Here you will find parenting articles with useful tips and strategies, links to trusted research and examples of personal experience. Some of the articles have videos that help to bring the content to life.
Jennifer Hewitt Elora, ON
I’m in the grocery store. Do you notice how the grocery store is a hotbed of parents and children, talking, choosing, and negotiating like their life depends on it? Without trying to eavesdrop, I always find myself in the middle of very interesting snippets of family time.
I was in the aisle where they keep household items – you know, the random pillows, water bottles, dishes, even toys. Uh oh, toys. And a mom was negotiating with her son, probably age 2.
“I want one.” The child was pointing to some teddy bears.
“How many are there? Let’s count them.”
“One, two …” They counted them up.
Wow, I thought. I wonder if this Mom knows that she’s using family literacy to help her child learn! (And, possibly deflecting a meltdown at the same time!)
When we hear the word literacy, we think it means learning to read. But literacy is much more. Literacy is being able to talk and write and listen and understand, use numbers, and use technology. For example, being able to figure something out, follow directions, or look up information are all tasks that need literacy. Literacy is the way we manage in the world. We have skills we use to do these things.
We learn these skills – we are not born with them. And we learn these skills starting from the time we are born, when we are babies and all the way up. So, literacy skills begin at home, and parents are a child’s first teachers. Children then go on to use these skills to be successful at school, work, and life.
Family literacy is a name for how families do things together that start and grow these skills.
Lots of times, we learn these skills during very ordinary activities. When families do ordinary things together, like talk, choose, and negotiate in the grocery store, children are learning!
Parents often don’t realize that things they are already doing are helping their children learn and get ready for school. That Mom in the grocery store was practicing family literacy with her child.

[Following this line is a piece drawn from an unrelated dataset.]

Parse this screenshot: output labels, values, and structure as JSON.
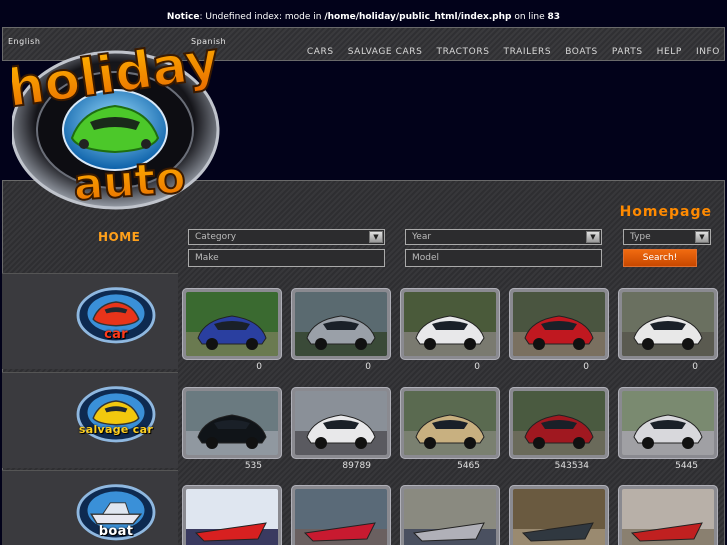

As they counted aloud together, her child was learning and growing skills.
The grocery store is a gold mine of ways to learn. Parents can help kids learn about colours, shapes, sizes, weight, numbers, counting, prices, comparing, and of course reading. As well, making decisions at the store helps children learn the difference between wants and needs, and learn to delay having something they want (which is a useful skill when they start school!) These skills are all part of literacy, of being able to manage in the world.
Even if your child is too young to answer you, whenever you talk, they are learning language skills by listening. Your children learn so much from every conversation with you – even when you don’t know it.
I hear you thinking – what about my older children, preteens, and teens? Family literacy is happening in the time you spend with them, too. Whenever families do things together, family literacy is happening, and kids are developing skills that will help them succeed in the world.
Think about your family’s day: you eat, get dressed, brush your teeth and hair, pack backpacks and bags, decide pick-up times and supper plans. You go out the door to work and school, and come back together to home and social time and play. You are probably talking together, listening, and negotiating as you go. Getting kids to help make supper, set the table, and clean up is basically a bonanza of family literacy (think about all the conversations you have, even the complaining ones). Plus, with older children there are even more fun activities you can do together as a family. Play a board game. Watch a video together and laugh and talk about it – why was it sooo funny?! Try geocaching! (There’s an app for that). Use every interaction as a way to use and develop skills: talk, write, listen, understand, use numbers, and use technology.
Well, it’s the difference between being aware and being not aware. Being aware of what you are doing makes it stronger. So, when you know that all the time you spend with your child helps them build skills they need, you might look at your time with them in a new way. You might add even more family time talking, choosing, and negotiating to your busy days. And, you might have more reasons to pat yourself on the back as a parent (and who doesn’t like that?)
One more really fantastic thing about family literacy. It’s good for parents, too.
So every time you spend time with your family, when you talk and write and listen and understand, use numbers, and use technology, you’re exercising and strengthening your own skills, too! Kind of like a workout at the gym, but for your brain.
By the way, that 2-year old in the grocery store was so pumped about showing he could count, he forgot about wanting the teddy bear. Instead, he and his mom started counting the Frisbees …
Jennifer is the Family Literacy Coordinator for the Project READ Literacy Network in Kitchener, ON